DIRECTIONS FOR THIS TASK => Could you please reproduce all the records below exactly, leaving out the images?

(Saved data entries)
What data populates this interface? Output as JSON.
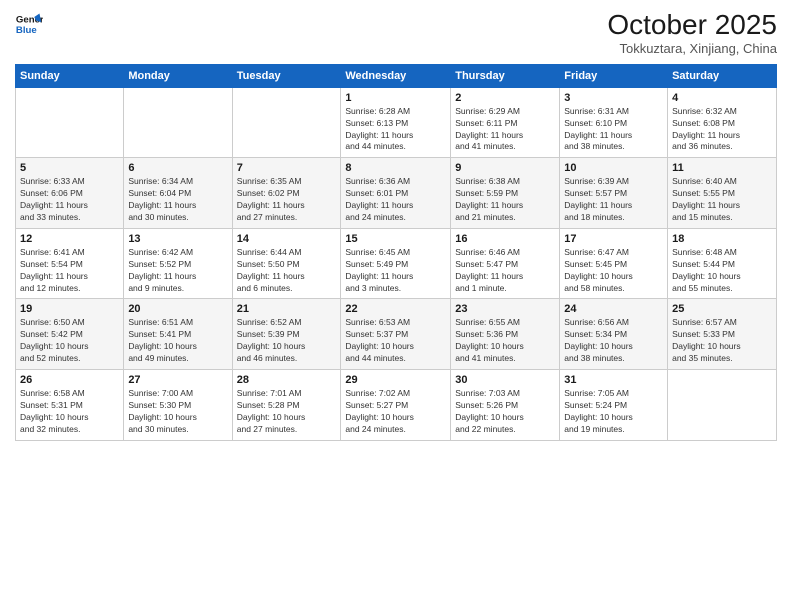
{
  "logo": {
    "line1": "General",
    "line2": "Blue"
  },
  "title": "October 2025",
  "location": "Tokkuztara, Xinjiang, China",
  "days_of_week": [
    "Sunday",
    "Monday",
    "Tuesday",
    "Wednesday",
    "Thursday",
    "Friday",
    "Saturday"
  ],
  "weeks": [
    [
      {
        "day": "",
        "info": ""
      },
      {
        "day": "",
        "info": ""
      },
      {
        "day": "",
        "info": ""
      },
      {
        "day": "1",
        "info": "Sunrise: 6:28 AM\nSunset: 6:13 PM\nDaylight: 11 hours\nand 44 minutes."
      },
      {
        "day": "2",
        "info": "Sunrise: 6:29 AM\nSunset: 6:11 PM\nDaylight: 11 hours\nand 41 minutes."
      },
      {
        "day": "3",
        "info": "Sunrise: 6:31 AM\nSunset: 6:10 PM\nDaylight: 11 hours\nand 38 minutes."
      },
      {
        "day": "4",
        "info": "Sunrise: 6:32 AM\nSunset: 6:08 PM\nDaylight: 11 hours\nand 36 minutes."
      }
    ],
    [
      {
        "day": "5",
        "info": "Sunrise: 6:33 AM\nSunset: 6:06 PM\nDaylight: 11 hours\nand 33 minutes."
      },
      {
        "day": "6",
        "info": "Sunrise: 6:34 AM\nSunset: 6:04 PM\nDaylight: 11 hours\nand 30 minutes."
      },
      {
        "day": "7",
        "info": "Sunrise: 6:35 AM\nSunset: 6:02 PM\nDaylight: 11 hours\nand 27 minutes."
      },
      {
        "day": "8",
        "info": "Sunrise: 6:36 AM\nSunset: 6:01 PM\nDaylight: 11 hours\nand 24 minutes."
      },
      {
        "day": "9",
        "info": "Sunrise: 6:38 AM\nSunset: 5:59 PM\nDaylight: 11 hours\nand 21 minutes."
      },
      {
        "day": "10",
        "info": "Sunrise: 6:39 AM\nSunset: 5:57 PM\nDaylight: 11 hours\nand 18 minutes."
      },
      {
        "day": "11",
        "info": "Sunrise: 6:40 AM\nSunset: 5:55 PM\nDaylight: 11 hours\nand 15 minutes."
      }
    ],
    [
      {
        "day": "12",
        "info": "Sunrise: 6:41 AM\nSunset: 5:54 PM\nDaylight: 11 hours\nand 12 minutes."
      },
      {
        "day": "13",
        "info": "Sunrise: 6:42 AM\nSunset: 5:52 PM\nDaylight: 11 hours\nand 9 minutes."
      },
      {
        "day": "14",
        "info": "Sunrise: 6:44 AM\nSunset: 5:50 PM\nDaylight: 11 hours\nand 6 minutes."
      },
      {
        "day": "15",
        "info": "Sunrise: 6:45 AM\nSunset: 5:49 PM\nDaylight: 11 hours\nand 3 minutes."
      },
      {
        "day": "16",
        "info": "Sunrise: 6:46 AM\nSunset: 5:47 PM\nDaylight: 11 hours\nand 1 minute."
      },
      {
        "day": "17",
        "info": "Sunrise: 6:47 AM\nSunset: 5:45 PM\nDaylight: 10 hours\nand 58 minutes."
      },
      {
        "day": "18",
        "info": "Sunrise: 6:48 AM\nSunset: 5:44 PM\nDaylight: 10 hours\nand 55 minutes."
      }
    ],
    [
      {
        "day": "19",
        "info": "Sunrise: 6:50 AM\nSunset: 5:42 PM\nDaylight: 10 hours\nand 52 minutes."
      },
      {
        "day": "20",
        "info": "Sunrise: 6:51 AM\nSunset: 5:41 PM\nDaylight: 10 hours\nand 49 minutes."
      },
      {
        "day": "21",
        "info": "Sunrise: 6:52 AM\nSunset: 5:39 PM\nDaylight: 10 hours\nand 46 minutes."
      },
      {
        "day": "22",
        "info": "Sunrise: 6:53 AM\nSunset: 5:37 PM\nDaylight: 10 hours\nand 44 minutes."
      },
      {
        "day": "23",
        "info": "Sunrise: 6:55 AM\nSunset: 5:36 PM\nDaylight: 10 hours\nand 41 minutes."
      },
      {
        "day": "24",
        "info": "Sunrise: 6:56 AM\nSunset: 5:34 PM\nDaylight: 10 hours\nand 38 minutes."
      },
      {
        "day": "25",
        "info": "Sunrise: 6:57 AM\nSunset: 5:33 PM\nDaylight: 10 hours\nand 35 minutes."
      }
    ],
    [
      {
        "day": "26",
        "info": "Sunrise: 6:58 AM\nSunset: 5:31 PM\nDaylight: 10 hours\nand 32 minutes."
      },
      {
        "day": "27",
        "info": "Sunrise: 7:00 AM\nSunset: 5:30 PM\nDaylight: 10 hours\nand 30 minutes."
      },
      {
        "day": "28",
        "info": "Sunrise: 7:01 AM\nSunset: 5:28 PM\nDaylight: 10 hours\nand 27 minutes."
      },
      {
        "day": "29",
        "info": "Sunrise: 7:02 AM\nSunset: 5:27 PM\nDaylight: 10 hours\nand 24 minutes."
      },
      {
        "day": "30",
        "info": "Sunrise: 7:03 AM\nSunset: 5:26 PM\nDaylight: 10 hours\nand 22 minutes."
      },
      {
        "day": "31",
        "info": "Sunrise: 7:05 AM\nSunset: 5:24 PM\nDaylight: 10 hours\nand 19 minutes."
      },
      {
        "day": "",
        "info": ""
      }
    ]
  ]
}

SOLUTION FOR THIS TASK =>
What data populates this interface? Output as JSON.
{
  "logo": {
    "line1": "General",
    "line2": "Blue"
  },
  "title": "October 2025",
  "location": "Tokkuztara, Xinjiang, China",
  "days_of_week": [
    "Sunday",
    "Monday",
    "Tuesday",
    "Wednesday",
    "Thursday",
    "Friday",
    "Saturday"
  ],
  "weeks": [
    [
      {
        "day": "",
        "info": ""
      },
      {
        "day": "",
        "info": ""
      },
      {
        "day": "",
        "info": ""
      },
      {
        "day": "1",
        "info": "Sunrise: 6:28 AM\nSunset: 6:13 PM\nDaylight: 11 hours\nand 44 minutes."
      },
      {
        "day": "2",
        "info": "Sunrise: 6:29 AM\nSunset: 6:11 PM\nDaylight: 11 hours\nand 41 minutes."
      },
      {
        "day": "3",
        "info": "Sunrise: 6:31 AM\nSunset: 6:10 PM\nDaylight: 11 hours\nand 38 minutes."
      },
      {
        "day": "4",
        "info": "Sunrise: 6:32 AM\nSunset: 6:08 PM\nDaylight: 11 hours\nand 36 minutes."
      }
    ],
    [
      {
        "day": "5",
        "info": "Sunrise: 6:33 AM\nSunset: 6:06 PM\nDaylight: 11 hours\nand 33 minutes."
      },
      {
        "day": "6",
        "info": "Sunrise: 6:34 AM\nSunset: 6:04 PM\nDaylight: 11 hours\nand 30 minutes."
      },
      {
        "day": "7",
        "info": "Sunrise: 6:35 AM\nSunset: 6:02 PM\nDaylight: 11 hours\nand 27 minutes."
      },
      {
        "day": "8",
        "info": "Sunrise: 6:36 AM\nSunset: 6:01 PM\nDaylight: 11 hours\nand 24 minutes."
      },
      {
        "day": "9",
        "info": "Sunrise: 6:38 AM\nSunset: 5:59 PM\nDaylight: 11 hours\nand 21 minutes."
      },
      {
        "day": "10",
        "info": "Sunrise: 6:39 AM\nSunset: 5:57 PM\nDaylight: 11 hours\nand 18 minutes."
      },
      {
        "day": "11",
        "info": "Sunrise: 6:40 AM\nSunset: 5:55 PM\nDaylight: 11 hours\nand 15 minutes."
      }
    ],
    [
      {
        "day": "12",
        "info": "Sunrise: 6:41 AM\nSunset: 5:54 PM\nDaylight: 11 hours\nand 12 minutes."
      },
      {
        "day": "13",
        "info": "Sunrise: 6:42 AM\nSunset: 5:52 PM\nDaylight: 11 hours\nand 9 minutes."
      },
      {
        "day": "14",
        "info": "Sunrise: 6:44 AM\nSunset: 5:50 PM\nDaylight: 11 hours\nand 6 minutes."
      },
      {
        "day": "15",
        "info": "Sunrise: 6:45 AM\nSunset: 5:49 PM\nDaylight: 11 hours\nand 3 minutes."
      },
      {
        "day": "16",
        "info": "Sunrise: 6:46 AM\nSunset: 5:47 PM\nDaylight: 11 hours\nand 1 minute."
      },
      {
        "day": "17",
        "info": "Sunrise: 6:47 AM\nSunset: 5:45 PM\nDaylight: 10 hours\nand 58 minutes."
      },
      {
        "day": "18",
        "info": "Sunrise: 6:48 AM\nSunset: 5:44 PM\nDaylight: 10 hours\nand 55 minutes."
      }
    ],
    [
      {
        "day": "19",
        "info": "Sunrise: 6:50 AM\nSunset: 5:42 PM\nDaylight: 10 hours\nand 52 minutes."
      },
      {
        "day": "20",
        "info": "Sunrise: 6:51 AM\nSunset: 5:41 PM\nDaylight: 10 hours\nand 49 minutes."
      },
      {
        "day": "21",
        "info": "Sunrise: 6:52 AM\nSunset: 5:39 PM\nDaylight: 10 hours\nand 46 minutes."
      },
      {
        "day": "22",
        "info": "Sunrise: 6:53 AM\nSunset: 5:37 PM\nDaylight: 10 hours\nand 44 minutes."
      },
      {
        "day": "23",
        "info": "Sunrise: 6:55 AM\nSunset: 5:36 PM\nDaylight: 10 hours\nand 41 minutes."
      },
      {
        "day": "24",
        "info": "Sunrise: 6:56 AM\nSunset: 5:34 PM\nDaylight: 10 hours\nand 38 minutes."
      },
      {
        "day": "25",
        "info": "Sunrise: 6:57 AM\nSunset: 5:33 PM\nDaylight: 10 hours\nand 35 minutes."
      }
    ],
    [
      {
        "day": "26",
        "info": "Sunrise: 6:58 AM\nSunset: 5:31 PM\nDaylight: 10 hours\nand 32 minutes."
      },
      {
        "day": "27",
        "info": "Sunrise: 7:00 AM\nSunset: 5:30 PM\nDaylight: 10 hours\nand 30 minutes."
      },
      {
        "day": "28",
        "info": "Sunrise: 7:01 AM\nSunset: 5:28 PM\nDaylight: 10 hours\nand 27 minutes."
      },
      {
        "day": "29",
        "info": "Sunrise: 7:02 AM\nSunset: 5:27 PM\nDaylight: 10 hours\nand 24 minutes."
      },
      {
        "day": "30",
        "info": "Sunrise: 7:03 AM\nSunset: 5:26 PM\nDaylight: 10 hours\nand 22 minutes."
      },
      {
        "day": "31",
        "info": "Sunrise: 7:05 AM\nSunset: 5:24 PM\nDaylight: 10 hours\nand 19 minutes."
      },
      {
        "day": "",
        "info": ""
      }
    ]
  ]
}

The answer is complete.